■ Task item:
Search the material for the word "JSON" and report each line where it turns up.

■ Data to use:
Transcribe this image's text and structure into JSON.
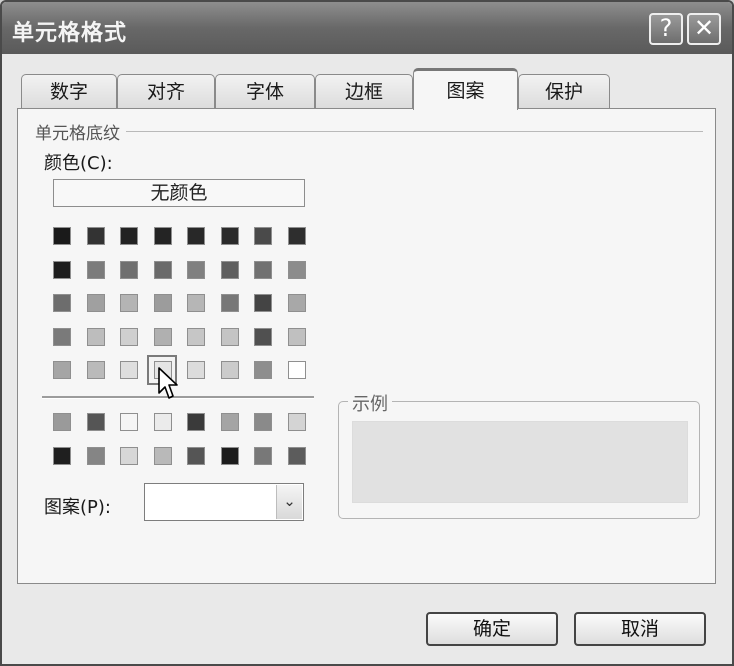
{
  "dialog": {
    "title": "单元格格式",
    "help_glyph": "?",
    "close_glyph": "✕"
  },
  "tabs": [
    {
      "label": "数字",
      "active": false
    },
    {
      "label": "对齐",
      "active": false
    },
    {
      "label": "字体",
      "active": false
    },
    {
      "label": "边框",
      "active": false
    },
    {
      "label": "图案",
      "active": true
    },
    {
      "label": "保护",
      "active": false
    }
  ],
  "shading": {
    "group_label": "单元格底纹",
    "color_label": "颜色(C):",
    "no_color_label": "无颜色",
    "palette_rows": [
      [
        "#1a1a1a",
        "#333333",
        "#222222",
        "#242424",
        "#282828",
        "#2a2a2a",
        "#4a4a4a",
        "#2e2e2e"
      ],
      [
        "#1e1e1e",
        "#7b7b7b",
        "#6f6f6f",
        "#6a6a6a",
        "#808080",
        "#5e5e5e",
        "#717171",
        "#8c8c8c"
      ],
      [
        "#6d6d6d",
        "#a0a0a0",
        "#b4b4b4",
        "#9c9c9c",
        "#b6b6b6",
        "#777777",
        "#444444",
        "#a8a8a8"
      ],
      [
        "#7a7a7a",
        "#bdbdbd",
        "#cfcfcf",
        "#b0b0b0",
        "#c6c6c6",
        "#c4c4c4",
        "#505050",
        "#c0c0c0"
      ],
      [
        "#a5a5a5",
        "#bababa",
        "#dedede",
        "#e5e5e5",
        "#dcdcdc",
        "#cbcbcb",
        "#8e8e8e",
        "#ffffff"
      ]
    ],
    "extra_rows": [
      [
        "#9a9a9a",
        "#555555",
        "#f5f5f5",
        "#ebebeb",
        "#3a3a3a",
        "#a4a4a4",
        "#8a8a8a",
        "#d4d4d4"
      ],
      [
        "#1f1f1f",
        "#858585",
        "#d7d7d7",
        "#b9b9b9",
        "#555555",
        "#1c1c1c",
        "#787878",
        "#5c5c5c"
      ]
    ],
    "pattern_label": "图案(P):",
    "pattern_value": "",
    "dropdown_glyph": "⌄"
  },
  "sample": {
    "label": "示例",
    "color": "#e1e1e1"
  },
  "buttons": {
    "ok": "确定",
    "cancel": "取消"
  }
}
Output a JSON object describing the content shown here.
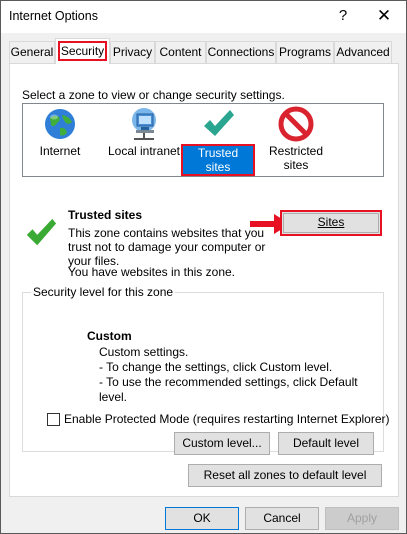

■ Written response:
Transcribe this image's text and structure into JSON.
Output a JSON object describing the content shown here.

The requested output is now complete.